Debugging 101: Common Techniques and Tools
Debugging is an essential part of the software development process. It can be frustrating, and time-consuming, but it is also an opportunity to improve your code and make it more robust. In this blog post, we will explore some common techniques and tools that can help make debugging a little less painful.
1. Print Statement
First, let's talk about the most basic debugging technique: using print statements. This is the simplest way to check the value of a variable or the flow of your program. Inserting print statements at key points in your code can help you identify where things are going wrong. For example, if you suspect a problem in a loop, you can print the value of the loop variable at the beginning and end of each iteration to see if it's behaving as expected.
Another technique is using a debugger. A debugger is a program that allows you to step through your code line by line, pause execution, and inspect variables. Most modern integrated development environments (IDEs) come with a built-in debugger, such as the one in Visual Studio Code, PyCharm, or IntelliJ. Debuggers are especially useful for identifying problems in large, complex codebases, as they allow you to set breakpoints, watch variables, and step through code.
3. Logging Library
A third technique is using a logging library. Logging libraries allow you to record information about your program's execution, such as error messages, variable values, and performance metrics. These logs can help identify problems that are not immediately obvious, such as memory leaks or performance bottlenecks. Some popular logging libraries include Python's logging module, Java's log4j, and C#'s log4net.
Another common tool used in debugging is the use of a profiler. A profiler is a tool that helps you to understand how your code is performing, and where it's spending most of its time. Profilers can help you identify performance bottlenecks, such as slow functions or excessive memory usage. Some popular profilers include the Python profiler, Xdebug for PHP, and Visual Studio's built-in profiler.
Another important technique for debugging is using assertions. Assertions are statements in your code that check if a certain condition is true and raise an exception if it is not. These can be useful in catching bugs early on, as they allow you to specify the expected behavior of your code and ensure that it is happening. For example, you might use an assertion to check that a variable is within a certain range or that a list is not empty.
6. Version Control
Another technique is using a version control system such as Git. Version control systems allow you to keep track of changes to your code over time and revert to previous versions if necessary. This can be especially useful when debugging, as you can easily revert to a known good version of your code and compare it to the current version to see what has changed. Additionally, many version control systems allow you to view the commit history and see who made specific changes, which can help identify the source of a problem.
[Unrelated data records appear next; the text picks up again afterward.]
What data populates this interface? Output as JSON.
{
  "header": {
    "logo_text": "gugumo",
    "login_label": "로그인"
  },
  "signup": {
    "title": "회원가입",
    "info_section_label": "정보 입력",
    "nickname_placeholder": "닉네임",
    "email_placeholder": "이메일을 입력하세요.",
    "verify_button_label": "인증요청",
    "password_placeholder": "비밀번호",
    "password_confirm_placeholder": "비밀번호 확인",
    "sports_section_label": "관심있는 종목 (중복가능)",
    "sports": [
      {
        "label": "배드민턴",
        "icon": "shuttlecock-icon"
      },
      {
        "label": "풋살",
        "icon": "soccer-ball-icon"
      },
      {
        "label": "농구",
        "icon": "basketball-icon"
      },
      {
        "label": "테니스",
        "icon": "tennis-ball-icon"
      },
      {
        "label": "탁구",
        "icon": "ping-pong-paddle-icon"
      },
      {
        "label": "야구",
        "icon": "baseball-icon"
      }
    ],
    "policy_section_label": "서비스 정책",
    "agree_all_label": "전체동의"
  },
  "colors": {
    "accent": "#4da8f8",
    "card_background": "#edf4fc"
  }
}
7. Systematic Approach
Finally, it's important to have a systematic approach to debugging. This can help you to stay focused and avoid getting bogged down in minor details. One common approach is the "divide and conquer" method, where you break down a problem into smaller, more manageable pieces and tackle them one at a time. Another approach is the "scientific method", where you form a hypothesis about the problem, test it, and use the results to guide your next steps.
8. Have a Good Understanding
In addition to the techniques and tools mentioned above, it's also important to have a good understanding of the specific language and framework you are working with. This can help you to understand how the code is supposed to work and where potential issues may arise.
In conclusion, debugging is an essential part of the software development process. By using a combination of techniques such as print statements, assertions, version control, and a systematic approach, as well as tools like debuggers, logging libraries, and profilers, you can make debugging less painful and more effective. Remember, the key is to stay calm, be methodical, and always keep learning.